Exercise. From the first line to the last, return the data exactly as it stands.

Given entries.
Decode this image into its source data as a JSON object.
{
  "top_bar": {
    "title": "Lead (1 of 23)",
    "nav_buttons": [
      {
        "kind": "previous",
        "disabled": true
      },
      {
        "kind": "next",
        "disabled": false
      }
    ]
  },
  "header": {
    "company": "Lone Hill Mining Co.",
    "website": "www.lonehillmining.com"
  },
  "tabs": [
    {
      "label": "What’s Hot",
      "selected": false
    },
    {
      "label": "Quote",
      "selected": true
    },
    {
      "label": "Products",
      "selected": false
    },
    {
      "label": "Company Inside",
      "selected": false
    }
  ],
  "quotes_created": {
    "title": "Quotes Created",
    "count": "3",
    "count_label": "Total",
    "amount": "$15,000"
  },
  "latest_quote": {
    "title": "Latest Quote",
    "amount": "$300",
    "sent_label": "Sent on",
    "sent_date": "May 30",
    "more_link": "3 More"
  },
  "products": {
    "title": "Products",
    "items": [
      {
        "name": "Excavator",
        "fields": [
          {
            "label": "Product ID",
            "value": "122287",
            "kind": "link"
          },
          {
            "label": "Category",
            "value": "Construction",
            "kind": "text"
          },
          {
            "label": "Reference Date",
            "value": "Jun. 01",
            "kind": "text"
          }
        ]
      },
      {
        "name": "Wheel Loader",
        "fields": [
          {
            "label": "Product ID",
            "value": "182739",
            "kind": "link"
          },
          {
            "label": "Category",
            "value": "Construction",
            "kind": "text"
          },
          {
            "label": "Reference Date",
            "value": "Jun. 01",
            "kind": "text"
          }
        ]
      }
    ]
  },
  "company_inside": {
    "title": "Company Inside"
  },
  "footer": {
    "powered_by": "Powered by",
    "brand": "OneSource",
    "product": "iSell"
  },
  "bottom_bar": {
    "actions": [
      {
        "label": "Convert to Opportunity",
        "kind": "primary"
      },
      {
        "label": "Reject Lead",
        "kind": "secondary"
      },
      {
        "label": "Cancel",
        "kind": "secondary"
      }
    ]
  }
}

Output of the exercise.
Decode this image into its source data as a JSON object.
{
  "top_bar": {
    "title": "Lead (1 of 23)",
    "nav_buttons": [
      {
        "kind": "previous",
        "disabled": true
      },
      {
        "kind": "next",
        "disabled": false
      }
    ]
  },
  "header": {
    "company": "Lone Hill Mining Co.",
    "website": "www.lonehillmining.com"
  },
  "tabs": [
    {
      "label": "What’s Hot",
      "selected": false
    },
    {
      "label": "Quote",
      "selected": true
    },
    {
      "label": "Products",
      "selected": false
    },
    {
      "label": "Company Inside",
      "selected": false
    }
  ],
  "quotes_created": {
    "title": "Quotes Created",
    "count": "3",
    "count_label": "Total",
    "amount": "$15,000"
  },
  "latest_quote": {
    "title": "Latest Quote",
    "amount": "$300",
    "sent_label": "Sent on",
    "sent_date": "May 30",
    "more_link": "3 More"
  },
  "products": {
    "title": "Products",
    "items": [
      {
        "name": "Excavator",
        "fields": [
          {
            "label": "Product ID",
            "value": "122287",
            "kind": "link"
          },
          {
            "label": "Category",
            "value": "Construction",
            "kind": "text"
          },
          {
            "label": "Reference Date",
            "value": "Jun. 01",
            "kind": "text"
          }
        ]
      },
      {
        "name": "Wheel Loader",
        "fields": [
          {
            "label": "Product ID",
            "value": "182739",
            "kind": "link"
          },
          {
            "label": "Category",
            "value": "Construction",
            "kind": "text"
          },
          {
            "label": "Reference Date",
            "value": "Jun. 01",
            "kind": "text"
          }
        ]
      }
    ]
  },
  "company_inside": {
    "title": "Company Inside"
  },
  "footer": {
    "powered_by": "Powered by",
    "brand": "OneSource",
    "product": "iSell"
  },
  "bottom_bar": {
    "actions": [
      {
        "label": "Convert to Opportunity",
        "kind": "primary"
      },
      {
        "label": "Reject Lead",
        "kind": "secondary"
      },
      {
        "label": "Cancel",
        "kind": "secondary"
      }
    ]
  }
}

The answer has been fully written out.